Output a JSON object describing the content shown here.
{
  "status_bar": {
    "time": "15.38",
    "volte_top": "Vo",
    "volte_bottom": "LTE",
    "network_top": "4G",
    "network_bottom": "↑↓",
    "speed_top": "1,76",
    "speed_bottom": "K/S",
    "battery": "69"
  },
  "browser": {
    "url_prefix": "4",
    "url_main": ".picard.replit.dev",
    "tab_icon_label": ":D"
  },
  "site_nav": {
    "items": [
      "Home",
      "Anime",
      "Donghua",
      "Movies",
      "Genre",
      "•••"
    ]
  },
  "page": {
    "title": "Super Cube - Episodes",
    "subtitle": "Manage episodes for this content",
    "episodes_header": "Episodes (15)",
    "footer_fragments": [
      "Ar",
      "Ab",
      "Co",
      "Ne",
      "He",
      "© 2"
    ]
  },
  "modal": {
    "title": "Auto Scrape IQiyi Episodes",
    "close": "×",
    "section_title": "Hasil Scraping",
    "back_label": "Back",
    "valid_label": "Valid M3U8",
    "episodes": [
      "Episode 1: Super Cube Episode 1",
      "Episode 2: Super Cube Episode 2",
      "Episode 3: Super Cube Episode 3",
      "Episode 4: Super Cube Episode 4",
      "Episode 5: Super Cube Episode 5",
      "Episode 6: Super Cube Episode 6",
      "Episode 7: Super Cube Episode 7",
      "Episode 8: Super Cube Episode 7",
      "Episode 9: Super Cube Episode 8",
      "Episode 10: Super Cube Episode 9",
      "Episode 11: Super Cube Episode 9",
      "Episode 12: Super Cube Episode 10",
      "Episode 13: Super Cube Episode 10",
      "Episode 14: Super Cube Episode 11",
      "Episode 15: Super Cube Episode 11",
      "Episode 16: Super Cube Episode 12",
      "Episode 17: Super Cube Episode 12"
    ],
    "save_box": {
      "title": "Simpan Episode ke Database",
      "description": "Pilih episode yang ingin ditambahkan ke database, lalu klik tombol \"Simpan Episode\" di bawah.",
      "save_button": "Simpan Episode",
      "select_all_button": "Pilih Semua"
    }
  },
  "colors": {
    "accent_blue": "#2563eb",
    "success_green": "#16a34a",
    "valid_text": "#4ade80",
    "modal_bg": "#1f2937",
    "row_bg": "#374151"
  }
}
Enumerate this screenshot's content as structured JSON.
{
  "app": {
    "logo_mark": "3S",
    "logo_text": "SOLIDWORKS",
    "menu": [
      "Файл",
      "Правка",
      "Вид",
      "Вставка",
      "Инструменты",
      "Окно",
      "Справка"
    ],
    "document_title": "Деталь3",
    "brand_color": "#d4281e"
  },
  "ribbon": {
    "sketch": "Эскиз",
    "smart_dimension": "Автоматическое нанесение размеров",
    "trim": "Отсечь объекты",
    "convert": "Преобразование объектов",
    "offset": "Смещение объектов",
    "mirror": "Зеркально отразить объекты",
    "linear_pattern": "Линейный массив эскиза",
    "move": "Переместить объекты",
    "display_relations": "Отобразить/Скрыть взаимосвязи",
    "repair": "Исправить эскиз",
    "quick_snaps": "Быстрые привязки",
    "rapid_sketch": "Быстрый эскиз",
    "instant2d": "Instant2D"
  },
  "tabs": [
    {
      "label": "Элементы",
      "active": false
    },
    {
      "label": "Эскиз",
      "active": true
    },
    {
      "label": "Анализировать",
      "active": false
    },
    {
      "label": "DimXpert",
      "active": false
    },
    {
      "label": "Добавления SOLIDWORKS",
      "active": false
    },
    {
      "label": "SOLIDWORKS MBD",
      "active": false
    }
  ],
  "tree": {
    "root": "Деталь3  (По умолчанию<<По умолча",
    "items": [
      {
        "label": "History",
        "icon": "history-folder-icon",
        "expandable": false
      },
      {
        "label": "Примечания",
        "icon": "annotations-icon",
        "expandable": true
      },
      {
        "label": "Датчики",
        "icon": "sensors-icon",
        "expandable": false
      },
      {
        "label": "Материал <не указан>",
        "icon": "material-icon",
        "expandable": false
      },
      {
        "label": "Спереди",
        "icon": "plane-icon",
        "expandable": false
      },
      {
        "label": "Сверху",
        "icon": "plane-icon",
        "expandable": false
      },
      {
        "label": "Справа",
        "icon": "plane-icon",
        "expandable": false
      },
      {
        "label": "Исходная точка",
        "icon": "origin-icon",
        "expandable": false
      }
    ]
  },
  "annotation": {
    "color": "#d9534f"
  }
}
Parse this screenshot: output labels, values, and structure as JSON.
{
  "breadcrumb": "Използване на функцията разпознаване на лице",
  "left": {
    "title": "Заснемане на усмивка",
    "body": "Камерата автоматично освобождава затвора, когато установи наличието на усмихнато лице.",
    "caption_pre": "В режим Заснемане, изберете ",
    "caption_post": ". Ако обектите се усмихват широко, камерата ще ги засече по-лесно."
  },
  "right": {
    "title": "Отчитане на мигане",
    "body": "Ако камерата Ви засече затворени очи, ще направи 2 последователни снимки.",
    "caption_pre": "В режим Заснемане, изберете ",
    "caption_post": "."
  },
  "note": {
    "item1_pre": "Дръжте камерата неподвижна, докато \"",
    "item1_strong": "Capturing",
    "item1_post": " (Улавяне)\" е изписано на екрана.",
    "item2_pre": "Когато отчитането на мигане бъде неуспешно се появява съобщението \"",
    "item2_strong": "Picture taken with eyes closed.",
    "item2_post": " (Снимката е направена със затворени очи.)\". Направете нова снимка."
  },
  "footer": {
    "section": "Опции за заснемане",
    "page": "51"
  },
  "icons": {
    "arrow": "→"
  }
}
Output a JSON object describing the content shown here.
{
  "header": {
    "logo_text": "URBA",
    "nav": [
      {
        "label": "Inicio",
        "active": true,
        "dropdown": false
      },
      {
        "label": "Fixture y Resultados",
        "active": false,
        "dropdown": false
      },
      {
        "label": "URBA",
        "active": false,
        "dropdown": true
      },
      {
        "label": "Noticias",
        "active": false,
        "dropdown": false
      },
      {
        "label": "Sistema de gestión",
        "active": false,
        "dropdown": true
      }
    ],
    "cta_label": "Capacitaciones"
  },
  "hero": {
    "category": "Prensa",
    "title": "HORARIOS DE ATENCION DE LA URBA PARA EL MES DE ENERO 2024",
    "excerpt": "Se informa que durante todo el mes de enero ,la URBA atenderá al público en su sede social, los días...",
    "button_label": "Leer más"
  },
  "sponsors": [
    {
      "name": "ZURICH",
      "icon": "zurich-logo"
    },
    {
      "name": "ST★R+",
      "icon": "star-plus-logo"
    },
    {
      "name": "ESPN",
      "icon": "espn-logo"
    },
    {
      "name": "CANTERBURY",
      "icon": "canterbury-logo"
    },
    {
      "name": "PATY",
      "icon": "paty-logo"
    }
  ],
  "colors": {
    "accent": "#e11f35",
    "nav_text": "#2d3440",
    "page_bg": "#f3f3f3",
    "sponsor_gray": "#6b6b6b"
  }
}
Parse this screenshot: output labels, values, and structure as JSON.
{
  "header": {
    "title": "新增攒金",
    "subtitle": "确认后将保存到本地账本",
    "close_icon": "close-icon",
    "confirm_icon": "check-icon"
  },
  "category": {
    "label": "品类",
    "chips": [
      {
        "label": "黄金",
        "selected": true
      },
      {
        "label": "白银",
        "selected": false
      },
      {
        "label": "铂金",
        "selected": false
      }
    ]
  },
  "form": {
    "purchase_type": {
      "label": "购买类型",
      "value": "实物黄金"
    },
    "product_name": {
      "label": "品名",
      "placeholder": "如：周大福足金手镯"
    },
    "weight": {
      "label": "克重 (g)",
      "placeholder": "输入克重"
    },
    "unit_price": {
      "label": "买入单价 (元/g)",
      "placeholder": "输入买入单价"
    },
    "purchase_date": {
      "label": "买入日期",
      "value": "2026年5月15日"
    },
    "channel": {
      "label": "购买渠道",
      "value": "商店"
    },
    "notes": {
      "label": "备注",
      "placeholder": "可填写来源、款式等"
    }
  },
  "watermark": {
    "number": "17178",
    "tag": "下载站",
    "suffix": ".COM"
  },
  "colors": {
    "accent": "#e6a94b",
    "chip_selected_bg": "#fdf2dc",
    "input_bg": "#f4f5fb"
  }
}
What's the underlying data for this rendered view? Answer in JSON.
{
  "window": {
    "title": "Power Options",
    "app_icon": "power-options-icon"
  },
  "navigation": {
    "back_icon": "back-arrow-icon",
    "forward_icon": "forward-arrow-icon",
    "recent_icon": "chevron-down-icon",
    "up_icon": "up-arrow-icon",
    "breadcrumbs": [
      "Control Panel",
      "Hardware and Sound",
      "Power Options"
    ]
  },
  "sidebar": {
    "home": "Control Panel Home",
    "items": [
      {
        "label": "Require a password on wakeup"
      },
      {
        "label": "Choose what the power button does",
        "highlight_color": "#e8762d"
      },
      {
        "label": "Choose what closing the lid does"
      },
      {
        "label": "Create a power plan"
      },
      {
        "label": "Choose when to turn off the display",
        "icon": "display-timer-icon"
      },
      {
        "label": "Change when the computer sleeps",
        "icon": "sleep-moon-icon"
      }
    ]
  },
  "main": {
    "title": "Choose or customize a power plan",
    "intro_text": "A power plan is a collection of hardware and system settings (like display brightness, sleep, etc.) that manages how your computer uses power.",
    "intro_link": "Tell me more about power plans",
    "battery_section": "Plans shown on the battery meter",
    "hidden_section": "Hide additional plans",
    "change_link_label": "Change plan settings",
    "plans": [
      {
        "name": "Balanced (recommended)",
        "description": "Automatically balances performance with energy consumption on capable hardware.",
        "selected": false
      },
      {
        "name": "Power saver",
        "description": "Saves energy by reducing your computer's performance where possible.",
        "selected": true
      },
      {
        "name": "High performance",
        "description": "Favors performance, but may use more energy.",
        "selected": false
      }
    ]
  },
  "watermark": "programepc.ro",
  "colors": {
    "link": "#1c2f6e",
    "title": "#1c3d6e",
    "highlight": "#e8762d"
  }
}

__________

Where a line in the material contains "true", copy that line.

▸ Response area:
      "active": true
        "expandable": true
        "active": true,
        "dropdown": true
        "dropdown": true
        "selected": true
        "selected": true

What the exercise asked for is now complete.